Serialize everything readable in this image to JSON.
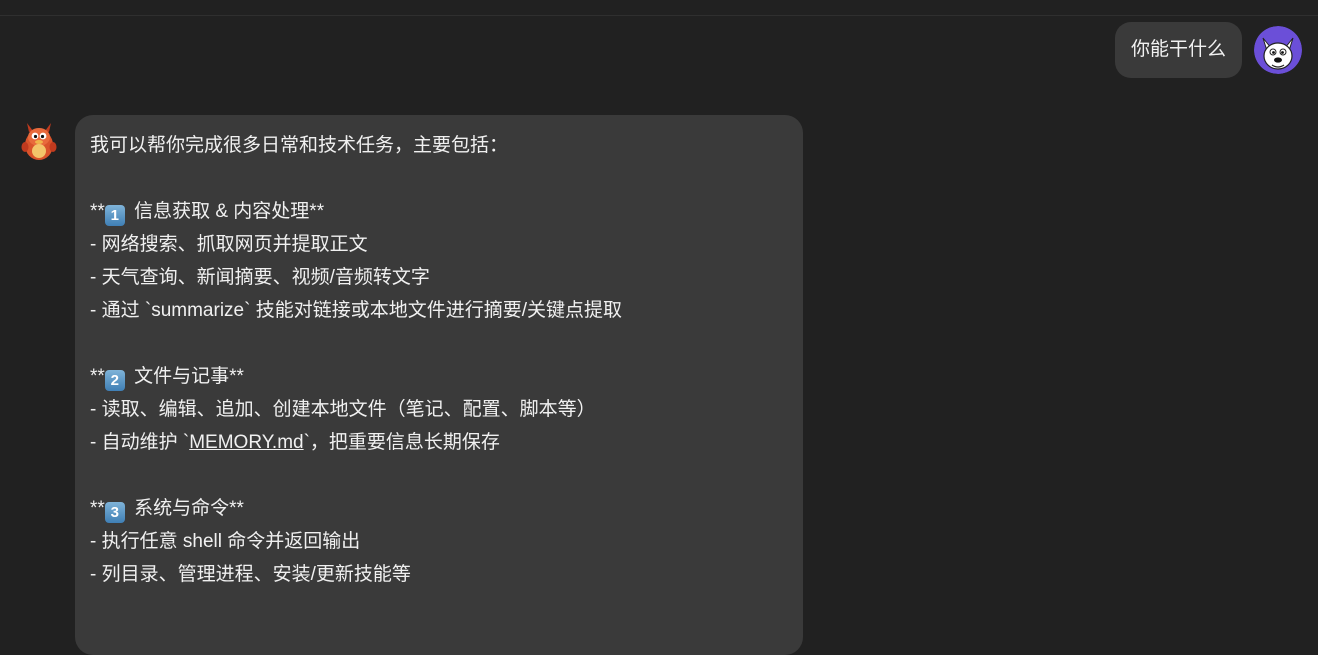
{
  "user_message": {
    "text": "你能干什么"
  },
  "assistant_message": {
    "intro": "我可以帮你完成很多日常和技术任务，主要包括：",
    "sections": [
      {
        "prefix": "**",
        "number": "1",
        "title": " 信息获取 & 内容处理**",
        "items": [
          "- 网络搜索、抓取网页并提取正文",
          "- 天气查询、新闻摘要、视频/音频转文字",
          "- 通过 `summarize` 技能对链接或本地文件进行摘要/关键点提取"
        ]
      },
      {
        "prefix": "**",
        "number": "2",
        "title": " 文件与记事**",
        "items": [
          "- 读取、编辑、追加、创建本地文件（笔记、配置、脚本等）"
        ],
        "memory_line": {
          "before": "- 自动维护 `",
          "link": "MEMORY.md",
          "after": "`，把重要信息长期保存"
        }
      },
      {
        "prefix": "**",
        "number": "3",
        "title": " 系统与命令**",
        "items": [
          "- 执行任意 shell 命令并返回输出",
          "- 列目录、管理进程、安装/更新技能等"
        ]
      }
    ]
  },
  "icons": {
    "user_avatar": "dog-avatar-icon",
    "assistant_avatar": "mascot-avatar-icon",
    "keycap": "keycap-number-emoji"
  }
}
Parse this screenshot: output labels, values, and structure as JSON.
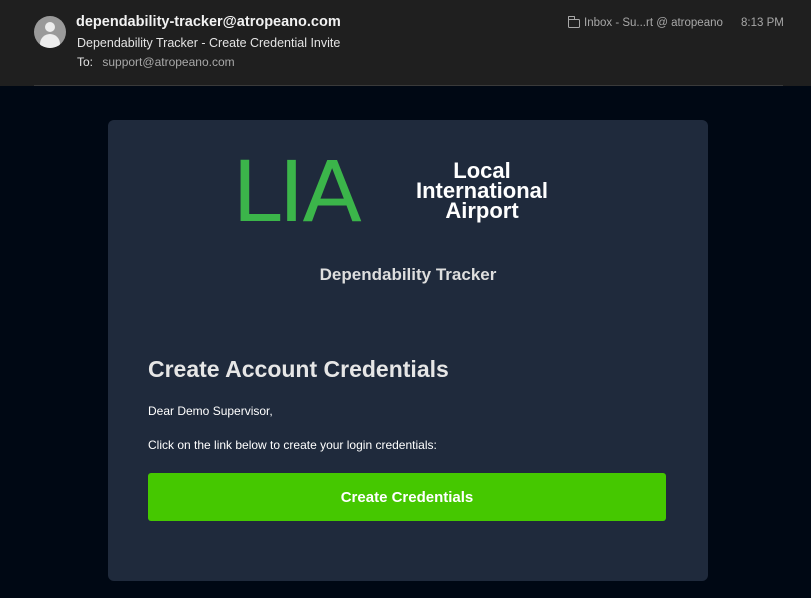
{
  "email": {
    "sender": "dependability-tracker@atropeano.com",
    "subject": "Dependability Tracker - Create Credential Invite",
    "to_label": "To:",
    "to_value": "support@atropeano.com",
    "mailbox": "Inbox - Su...rt @ atropeano",
    "time": "8:13 PM",
    "icons": [
      "avatar-icon",
      "folder-icon"
    ]
  },
  "body": {
    "logo_mark": "LIA",
    "logo_text": [
      "Local",
      "International",
      "Airport"
    ],
    "app_name": "Dependability Tracker",
    "title": "Create Account Credentials",
    "greeting": "Dear Demo Supervisor,",
    "instructions": "Click on the link below to create your login credentials:",
    "button_label": "Create Credentials"
  },
  "colors": {
    "page_background": "#000814",
    "header_background": "#1f1f1f",
    "card_background": "#1f2a3c",
    "logo_green": "#3bb54a",
    "button_green": "#45c800"
  }
}
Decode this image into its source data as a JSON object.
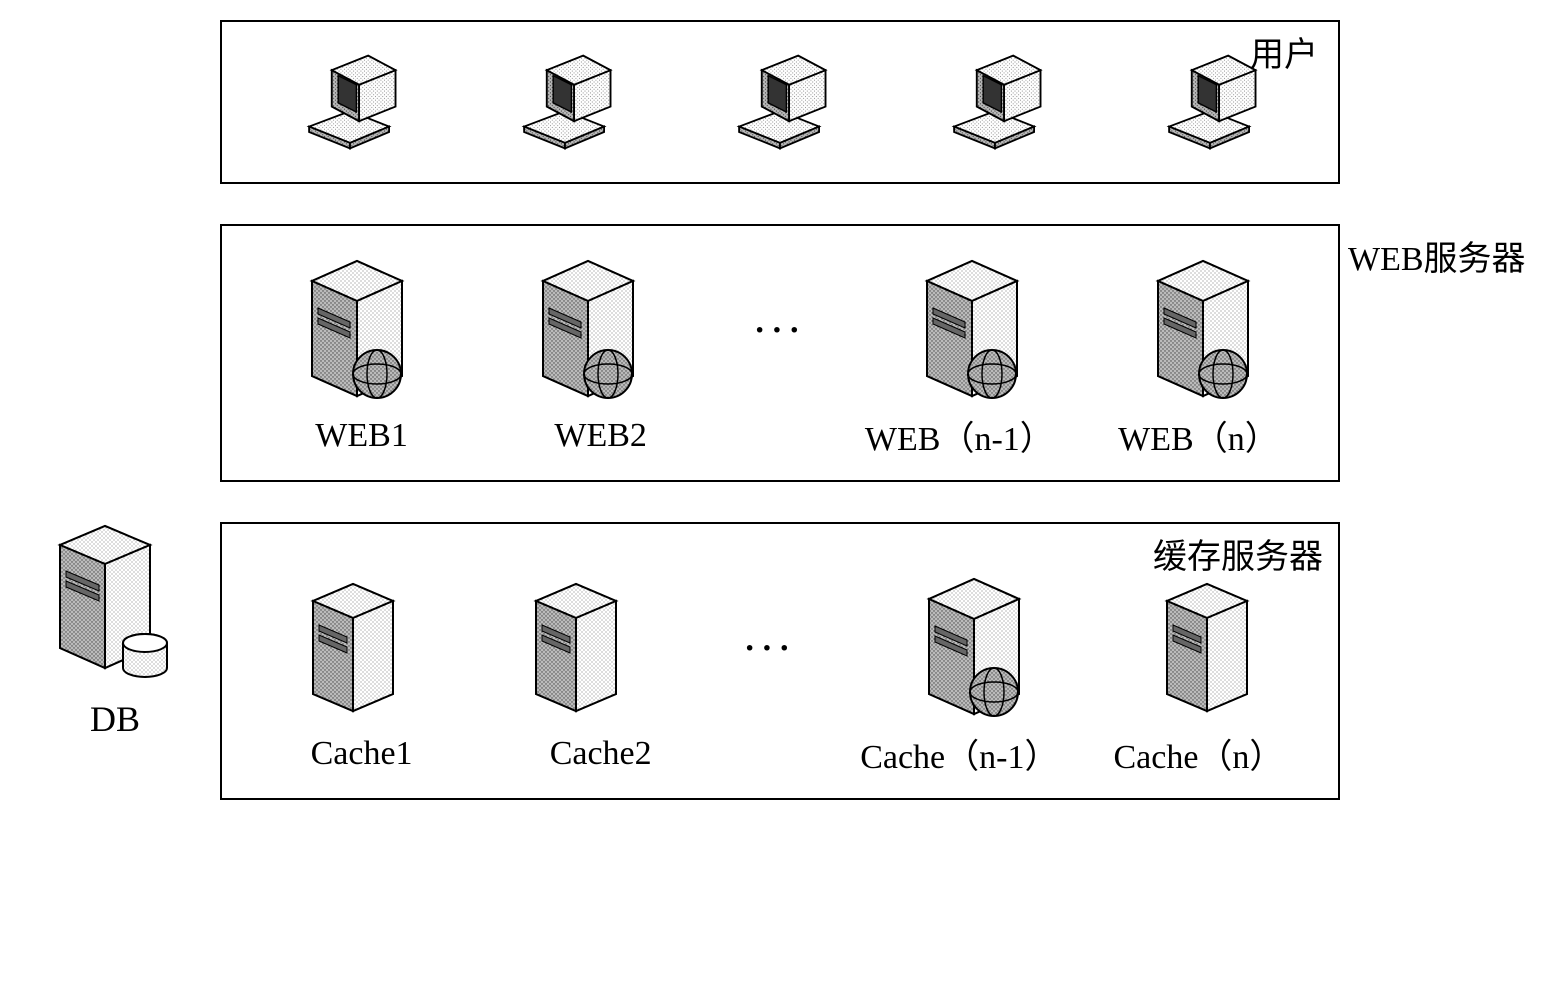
{
  "layers": {
    "user": {
      "label": "用户"
    },
    "web": {
      "label": "WEB服务器",
      "items": [
        "WEB1",
        "WEB2",
        "WEB（n-1）",
        "WEB（n）"
      ]
    },
    "cache": {
      "label": "缓存服务器",
      "items": [
        "Cache1",
        "Cache2",
        "Cache（n-1）",
        "Cache（n）"
      ]
    }
  },
  "db": {
    "label": "DB"
  },
  "ellipsis": "···"
}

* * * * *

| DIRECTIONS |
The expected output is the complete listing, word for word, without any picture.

| REPLY TO THE EXERCISE |
Serialize everything readable in this image to JSON.
{
  "user_message": {
    "text": "你能干什么"
  },
  "assistant_message": {
    "intro": "我可以帮你完成很多日常和技术任务，主要包括：",
    "sections": [
      {
        "prefix": "**",
        "number": "1",
        "title": " 信息获取 & 内容处理**",
        "items": [
          "- 网络搜索、抓取网页并提取正文",
          "- 天气查询、新闻摘要、视频/音频转文字",
          "- 通过 `summarize` 技能对链接或本地文件进行摘要/关键点提取"
        ]
      },
      {
        "prefix": "**",
        "number": "2",
        "title": " 文件与记事**",
        "items": [
          "- 读取、编辑、追加、创建本地文件（笔记、配置、脚本等）"
        ],
        "memory_line": {
          "before": "- 自动维护 `",
          "link": "MEMORY.md",
          "after": "`，把重要信息长期保存"
        }
      },
      {
        "prefix": "**",
        "number": "3",
        "title": " 系统与命令**",
        "items": [
          "- 执行任意 shell 命令并返回输出",
          "- 列目录、管理进程、安装/更新技能等"
        ]
      }
    ]
  },
  "icons": {
    "user_avatar": "dog-avatar-icon",
    "assistant_avatar": "mascot-avatar-icon",
    "keycap": "keycap-number-emoji"
  }
}
Parse this screenshot: output labels, values, and structure as JSON.
{
  "email": {
    "sender": "dependability-tracker@atropeano.com",
    "subject": "Dependability Tracker - Create Credential Invite",
    "to_label": "To:",
    "to_value": "support@atropeano.com",
    "mailbox": "Inbox - Su...rt @ atropeano",
    "time": "8:13 PM",
    "icons": [
      "avatar-icon",
      "folder-icon"
    ]
  },
  "body": {
    "logo_mark": "LIA",
    "logo_text": [
      "Local",
      "International",
      "Airport"
    ],
    "app_name": "Dependability Tracker",
    "title": "Create Account Credentials",
    "greeting": "Dear Demo Supervisor,",
    "instructions": "Click on the link below to create your login credentials:",
    "button_label": "Create Credentials"
  },
  "colors": {
    "page_background": "#000814",
    "header_background": "#1f1f1f",
    "card_background": "#1f2a3c",
    "logo_green": "#3bb54a",
    "button_green": "#45c800"
  }
}
Decode this image into its source data as a JSON object.
{
  "layers": {
    "user": {
      "label": "用户"
    },
    "web": {
      "label": "WEB服务器",
      "items": [
        "WEB1",
        "WEB2",
        "WEB（n-1）",
        "WEB（n）"
      ]
    },
    "cache": {
      "label": "缓存服务器",
      "items": [
        "Cache1",
        "Cache2",
        "Cache（n-1）",
        "Cache（n）"
      ]
    }
  },
  "db": {
    "label": "DB"
  },
  "ellipsis": "···"
}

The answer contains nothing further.